Until the late 1960s, most houses in cotton milling towns were
terraced houses. They were built by private developers during
nineteenth century to house the region’s rapidly expanding
Mill and factory workers needed cheap accommodation and property
developers built rows of low cost houses close to the mills and the
factories to rent out for profit.
Before the 1870s, there were
few building regulations and the quality of housing varied greatly.
Some developers provided well built houses. Others
possible and provided poor drainage, shared toilet facilities and
Typically, the houses had a parlour and
kitchen downstairs and two bedrooms upstairs. The toilet, or
was outside in the backyard. The parlour was kept for special
occasions. It also served as a dining room and general living
The kitchen cooking range was the most important feature.

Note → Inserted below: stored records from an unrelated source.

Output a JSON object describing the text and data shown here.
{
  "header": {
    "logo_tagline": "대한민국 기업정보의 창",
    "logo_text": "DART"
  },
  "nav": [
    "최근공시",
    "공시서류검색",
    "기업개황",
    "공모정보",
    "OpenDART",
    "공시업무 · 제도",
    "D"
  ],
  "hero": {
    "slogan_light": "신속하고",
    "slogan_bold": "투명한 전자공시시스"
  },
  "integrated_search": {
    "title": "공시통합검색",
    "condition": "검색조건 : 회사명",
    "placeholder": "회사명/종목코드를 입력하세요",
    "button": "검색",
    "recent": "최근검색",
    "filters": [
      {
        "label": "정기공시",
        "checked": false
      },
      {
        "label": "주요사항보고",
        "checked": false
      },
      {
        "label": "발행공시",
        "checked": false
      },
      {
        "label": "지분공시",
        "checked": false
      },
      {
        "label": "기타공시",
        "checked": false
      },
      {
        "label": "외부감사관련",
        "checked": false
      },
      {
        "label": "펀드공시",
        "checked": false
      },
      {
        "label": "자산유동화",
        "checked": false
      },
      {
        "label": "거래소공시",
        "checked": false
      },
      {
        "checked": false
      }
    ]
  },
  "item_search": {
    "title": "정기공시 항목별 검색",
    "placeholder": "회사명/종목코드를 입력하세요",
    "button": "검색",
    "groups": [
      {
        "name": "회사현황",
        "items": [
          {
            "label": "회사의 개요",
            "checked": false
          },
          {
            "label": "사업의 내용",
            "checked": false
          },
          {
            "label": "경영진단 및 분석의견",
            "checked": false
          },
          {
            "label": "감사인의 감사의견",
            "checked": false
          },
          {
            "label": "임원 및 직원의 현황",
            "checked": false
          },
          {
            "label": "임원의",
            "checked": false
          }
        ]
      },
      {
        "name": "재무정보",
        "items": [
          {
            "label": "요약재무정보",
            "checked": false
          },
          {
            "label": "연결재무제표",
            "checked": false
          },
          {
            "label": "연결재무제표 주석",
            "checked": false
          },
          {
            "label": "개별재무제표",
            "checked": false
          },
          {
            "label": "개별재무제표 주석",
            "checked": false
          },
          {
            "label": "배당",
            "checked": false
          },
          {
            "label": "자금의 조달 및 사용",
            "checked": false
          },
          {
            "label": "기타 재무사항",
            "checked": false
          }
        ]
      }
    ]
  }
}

a fire for cooking on, an oven and was the main source of heating for